BEGIN Source material
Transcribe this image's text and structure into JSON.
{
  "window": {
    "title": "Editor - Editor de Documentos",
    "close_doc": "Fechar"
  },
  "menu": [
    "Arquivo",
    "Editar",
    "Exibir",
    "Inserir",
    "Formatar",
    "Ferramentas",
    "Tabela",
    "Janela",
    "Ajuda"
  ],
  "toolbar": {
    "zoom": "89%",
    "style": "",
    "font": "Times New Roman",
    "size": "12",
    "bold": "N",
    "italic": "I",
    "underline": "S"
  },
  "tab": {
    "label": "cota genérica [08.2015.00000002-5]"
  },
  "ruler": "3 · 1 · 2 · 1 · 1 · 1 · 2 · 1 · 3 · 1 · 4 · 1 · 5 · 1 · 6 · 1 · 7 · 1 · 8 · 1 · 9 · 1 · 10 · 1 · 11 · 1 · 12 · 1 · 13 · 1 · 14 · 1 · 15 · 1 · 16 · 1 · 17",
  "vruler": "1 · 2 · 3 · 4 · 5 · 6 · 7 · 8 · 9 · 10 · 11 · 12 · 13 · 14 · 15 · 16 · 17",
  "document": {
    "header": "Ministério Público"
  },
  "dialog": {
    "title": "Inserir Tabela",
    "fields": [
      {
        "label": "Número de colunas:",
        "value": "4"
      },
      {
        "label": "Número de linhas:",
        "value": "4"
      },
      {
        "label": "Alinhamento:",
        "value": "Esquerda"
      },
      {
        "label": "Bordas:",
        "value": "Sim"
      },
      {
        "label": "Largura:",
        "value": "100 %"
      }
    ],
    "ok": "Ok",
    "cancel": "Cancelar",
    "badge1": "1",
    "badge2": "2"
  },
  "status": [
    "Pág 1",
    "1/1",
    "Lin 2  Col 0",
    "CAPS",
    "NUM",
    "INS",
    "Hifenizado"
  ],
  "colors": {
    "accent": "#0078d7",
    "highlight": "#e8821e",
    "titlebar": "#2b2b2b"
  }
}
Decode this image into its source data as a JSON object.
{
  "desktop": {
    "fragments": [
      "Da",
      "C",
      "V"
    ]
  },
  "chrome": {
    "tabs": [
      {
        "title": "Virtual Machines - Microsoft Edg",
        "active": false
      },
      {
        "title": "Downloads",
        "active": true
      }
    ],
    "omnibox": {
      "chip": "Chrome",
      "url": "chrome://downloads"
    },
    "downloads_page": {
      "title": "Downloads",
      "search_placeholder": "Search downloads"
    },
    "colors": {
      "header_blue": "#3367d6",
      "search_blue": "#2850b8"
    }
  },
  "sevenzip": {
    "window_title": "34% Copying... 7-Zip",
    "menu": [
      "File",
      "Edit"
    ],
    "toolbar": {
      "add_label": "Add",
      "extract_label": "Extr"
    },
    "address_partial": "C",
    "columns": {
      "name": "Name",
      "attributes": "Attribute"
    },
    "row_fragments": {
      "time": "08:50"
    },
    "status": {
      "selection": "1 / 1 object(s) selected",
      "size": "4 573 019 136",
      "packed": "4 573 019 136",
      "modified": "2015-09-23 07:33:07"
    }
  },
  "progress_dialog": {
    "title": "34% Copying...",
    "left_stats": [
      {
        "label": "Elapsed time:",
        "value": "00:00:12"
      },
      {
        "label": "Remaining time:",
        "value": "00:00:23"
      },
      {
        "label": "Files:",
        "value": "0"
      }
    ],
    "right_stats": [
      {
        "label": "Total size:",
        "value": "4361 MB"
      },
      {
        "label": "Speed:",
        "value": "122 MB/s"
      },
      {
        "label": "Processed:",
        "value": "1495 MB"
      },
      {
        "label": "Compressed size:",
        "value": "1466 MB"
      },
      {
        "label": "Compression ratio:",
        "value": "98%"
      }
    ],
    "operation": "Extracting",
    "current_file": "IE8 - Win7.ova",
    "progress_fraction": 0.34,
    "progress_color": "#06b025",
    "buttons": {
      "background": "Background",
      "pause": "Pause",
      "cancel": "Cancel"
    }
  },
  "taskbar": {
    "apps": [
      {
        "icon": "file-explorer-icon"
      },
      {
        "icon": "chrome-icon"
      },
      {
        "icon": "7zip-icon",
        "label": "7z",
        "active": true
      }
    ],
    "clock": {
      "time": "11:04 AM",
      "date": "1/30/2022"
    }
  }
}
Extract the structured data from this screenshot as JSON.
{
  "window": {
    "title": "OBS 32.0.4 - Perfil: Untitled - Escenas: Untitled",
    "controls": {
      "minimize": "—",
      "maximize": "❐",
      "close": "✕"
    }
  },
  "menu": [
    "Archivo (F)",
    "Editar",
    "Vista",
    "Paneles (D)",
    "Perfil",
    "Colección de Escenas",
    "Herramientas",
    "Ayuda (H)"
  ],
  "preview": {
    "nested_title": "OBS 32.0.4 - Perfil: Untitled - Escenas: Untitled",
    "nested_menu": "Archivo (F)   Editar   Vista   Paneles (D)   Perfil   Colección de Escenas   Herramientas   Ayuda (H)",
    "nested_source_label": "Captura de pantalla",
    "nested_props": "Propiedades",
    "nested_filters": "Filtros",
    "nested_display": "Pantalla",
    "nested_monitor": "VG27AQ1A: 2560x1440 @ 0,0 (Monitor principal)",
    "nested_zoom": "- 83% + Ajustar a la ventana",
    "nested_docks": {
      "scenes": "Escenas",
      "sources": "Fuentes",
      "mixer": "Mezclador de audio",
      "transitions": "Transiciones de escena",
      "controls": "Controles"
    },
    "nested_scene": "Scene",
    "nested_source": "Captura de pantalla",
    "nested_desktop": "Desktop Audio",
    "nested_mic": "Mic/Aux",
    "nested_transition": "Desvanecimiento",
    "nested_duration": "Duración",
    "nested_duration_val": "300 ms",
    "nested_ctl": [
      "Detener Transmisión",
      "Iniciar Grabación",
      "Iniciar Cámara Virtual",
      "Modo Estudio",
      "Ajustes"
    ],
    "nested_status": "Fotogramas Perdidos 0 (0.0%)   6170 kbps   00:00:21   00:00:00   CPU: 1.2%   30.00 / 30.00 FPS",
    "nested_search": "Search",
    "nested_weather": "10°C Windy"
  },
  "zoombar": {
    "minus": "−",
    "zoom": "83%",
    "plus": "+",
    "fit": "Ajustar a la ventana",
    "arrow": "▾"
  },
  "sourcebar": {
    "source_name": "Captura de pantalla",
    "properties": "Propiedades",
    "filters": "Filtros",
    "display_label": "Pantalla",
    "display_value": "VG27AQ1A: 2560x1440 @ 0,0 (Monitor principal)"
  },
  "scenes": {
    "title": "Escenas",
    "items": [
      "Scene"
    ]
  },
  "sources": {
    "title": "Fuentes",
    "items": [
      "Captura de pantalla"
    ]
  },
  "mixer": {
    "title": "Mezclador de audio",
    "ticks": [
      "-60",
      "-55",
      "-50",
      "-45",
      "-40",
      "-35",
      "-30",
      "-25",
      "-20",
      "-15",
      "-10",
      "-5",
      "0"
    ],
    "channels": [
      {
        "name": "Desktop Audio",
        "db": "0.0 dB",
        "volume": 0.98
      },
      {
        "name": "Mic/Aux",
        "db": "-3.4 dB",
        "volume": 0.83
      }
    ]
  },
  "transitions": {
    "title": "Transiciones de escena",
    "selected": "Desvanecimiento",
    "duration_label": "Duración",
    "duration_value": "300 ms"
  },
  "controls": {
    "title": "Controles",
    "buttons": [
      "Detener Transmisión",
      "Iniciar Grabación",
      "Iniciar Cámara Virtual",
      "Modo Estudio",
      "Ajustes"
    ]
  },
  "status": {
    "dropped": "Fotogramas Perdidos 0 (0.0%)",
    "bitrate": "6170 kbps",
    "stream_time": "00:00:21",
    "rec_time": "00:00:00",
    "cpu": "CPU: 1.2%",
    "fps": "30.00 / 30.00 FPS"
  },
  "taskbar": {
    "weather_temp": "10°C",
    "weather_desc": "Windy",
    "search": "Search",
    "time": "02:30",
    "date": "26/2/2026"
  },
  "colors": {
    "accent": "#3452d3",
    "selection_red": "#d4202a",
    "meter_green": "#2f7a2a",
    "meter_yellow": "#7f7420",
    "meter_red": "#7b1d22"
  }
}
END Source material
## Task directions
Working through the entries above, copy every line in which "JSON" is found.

## Written response
Transcribe this image's text and structure into JSON.
Decode this image into its source data as a JSON object.
Extract the structured data from this screenshot as JSON.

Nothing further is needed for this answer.